• SEND support staff/teacher feedback
• Parental concern
• Student self-referral
If you think that your child may have special educational needs that have not been previously identified then you should contact the school and ask to make an appointment to speak with the Learning and Cognition Manager, Yvonne Bailey.
Parents can contact the SENCo directly should they feel it more appropriate.
All students will be provided with high quality teaching that is differentiated to meet the needs of all learners. The quality of classroom teaching provided to students with SEND is monitored through a number of processes that include:
- Classroom observation by the senior leadership team, the SENCo and external verifiers;
- Ongoing assessment of progress made by students with SEND;
- Work sampling and scrutiny of planning to ensure effective matching of work to student need;

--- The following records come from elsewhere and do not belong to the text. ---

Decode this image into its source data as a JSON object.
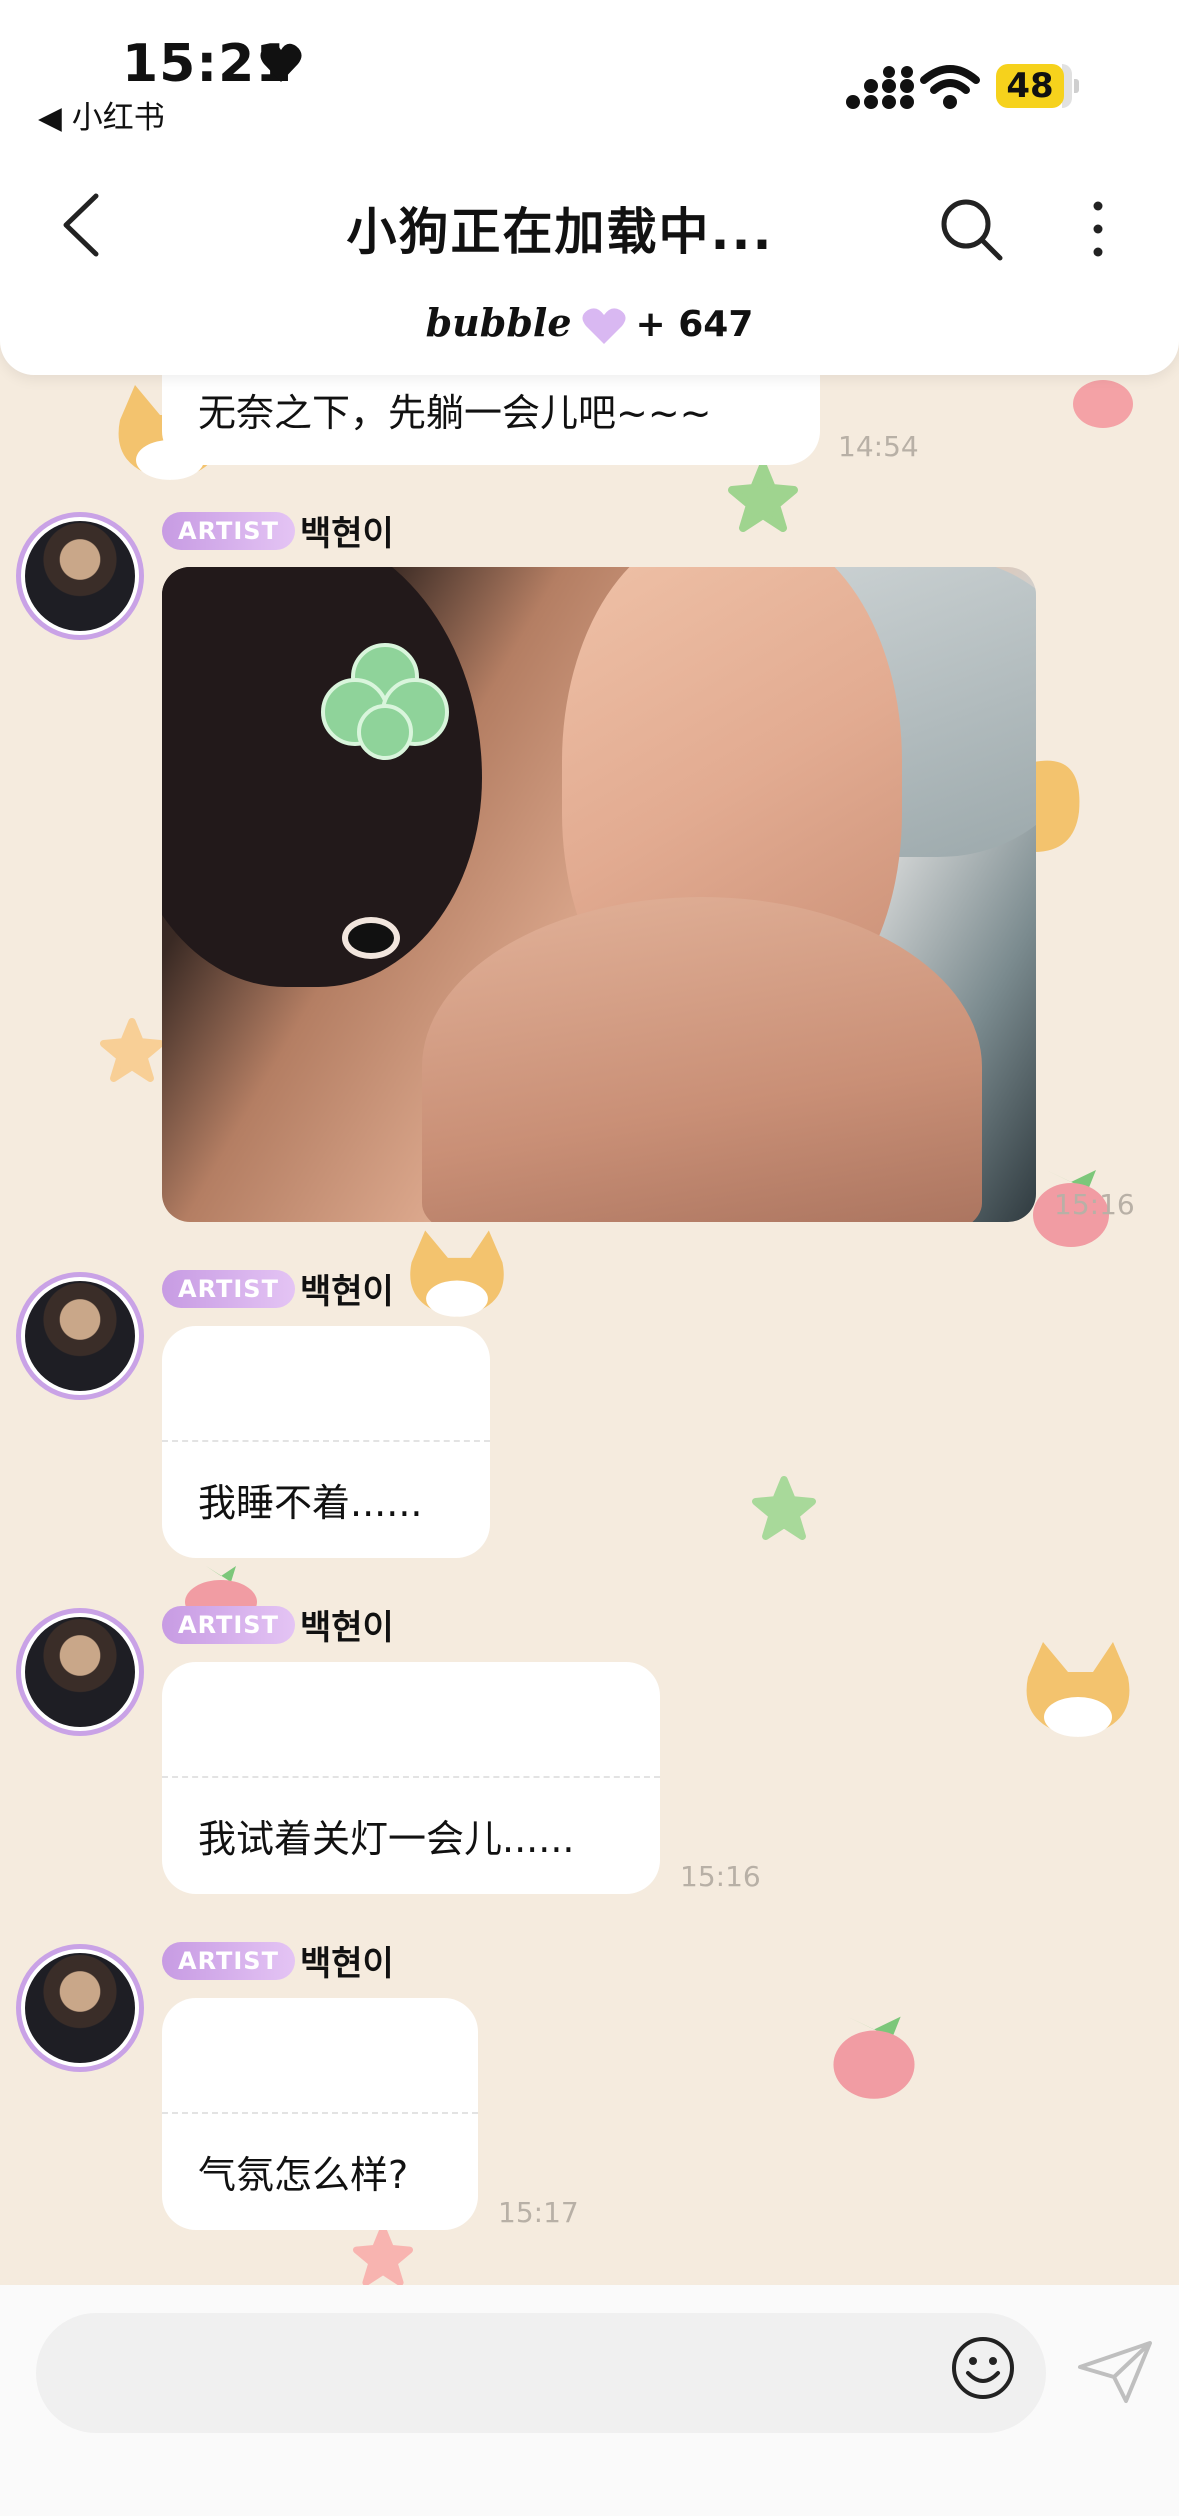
{
  "status_bar": {
    "time": "15:21",
    "back_app": "◀ 小红书",
    "battery": "48"
  },
  "header": {
    "title": "小狗正在加载中...",
    "bubble_word": "bubble",
    "bubble_count": "+ 647"
  },
  "messages": [
    {
      "text": "无奈之下，先躺一会儿吧~~~",
      "time": "14:54"
    },
    {
      "badge": "ARTIST",
      "sender": "백현이",
      "type": "image",
      "time": "15:16"
    },
    {
      "badge": "ARTIST",
      "sender": "백현이",
      "text": "我睡不着......",
      "time": ""
    },
    {
      "badge": "ARTIST",
      "sender": "백현이",
      "text": "我试着关灯一会儿......",
      "time": "15:16"
    },
    {
      "badge": "ARTIST",
      "sender": "백현이",
      "text": "气氛怎么样?",
      "time": "15:17"
    }
  ],
  "icons": {
    "back": "chevron-left-icon",
    "search": "search-icon",
    "more": "more-vertical-icon",
    "emoji": "smile-icon",
    "send": "send-icon"
  },
  "colors": {
    "chat_background": "#f5ebde",
    "artist_badge": "#c79be3",
    "battery": "#f6d21c"
  }
}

- Teacher meetings with SENCo to provide advice guidance on meeting the needs of students with SEND;
- Student and parent feedback on quality and effectiveness of interventions provided;
- Attendance and behaviour records.
Students with a disability will be provided with reasonable adjustments (such as auxiliary aids and services) to overcome any disadvantages experienced in the academy and to increase their access to the taught curriculum.
All students have their own Pathways of Progress and receive feedback on their child’s progress at Parents Evenings. Student progress is monitored online at three assessment points every academic year. Students causing concern in terms of progress are discussed and where appropriate support is put in place to enable them to improve their grades. Any intervention implemented at the academy is discussed in terms of impact.
Action relating to SEN support will follow an assess, plan, do and review model
• Assess: Data on the student held by the academy will be collated by the class/subject teacher in order to make an accurate assessment of the student’s needs. Parents will always be invited to this early discussion to support the identification of action to improve outcomes.
• Plan: Of review of the action taken indicates that the need for additional support. The views of all involved including the parents and the student will be obtained and appropriate evidence-based interventions identified, recorded and implemented by the class/subject teacher with advice from the SENCo.
• Do: SEN support will be recorded on a student passport, centrally stored and signposted for staff to use to aid their lesson planning and differentiation. Separate to this all students will be placed on a specific academic pathway with expected targets.
• Review: Progress towards target grades will be reviewed termly by the academy.
If progress rates are judged to be inadequate despite the delivery of high quality interventions, advice will always be sought from external agencies, regarding strategies to best meet the specific needs of a student. This will only be undertaken after parent permission has been obtained and may include referral to:
- Local Authority Support Services;
- Educational Psychologist
- Health partners such as CAHMS.
Director of Special Educational Needs and Disabilities
Cognition and Learning Manager
Learning Support Specialists (LSS’s)
AEN Specialist for Testing and Assessment
Senior KS3 LSS
- Specialist Inclusion Support Service (SISS) – offers multi-disciplinary support for children and young people with a range of special educational needs and disabilities (0121 770 6267)
- Inclusion and Access Team – local offer for special educational needs (0121 704 6690)
- Solihull SENDIASS – SEND information, advice and support service (0121 516 5173)
- Solihull Solar – Birmingham and Solihull Mental Health NHS Foundation Trust, Barnardo’s and Autism West Midlands work together to provide emotional wellbeing and mental health services for children and young people in Solihull
- Solihull local offer – the local offer provides information to children and young people with disabilities and their families
- Birmingham local offer – the local offer provides information to children and young people with disabilities and their families
- Specialist Assessment Service (formerly Meadow Centre) – working with children with complex medical and developmental needs or who may have Autism Spectrum Disorder (ASD) (0121 722 8010)
- Birmingham mental health service – Care for children, young people and young adults between 0-25 years-old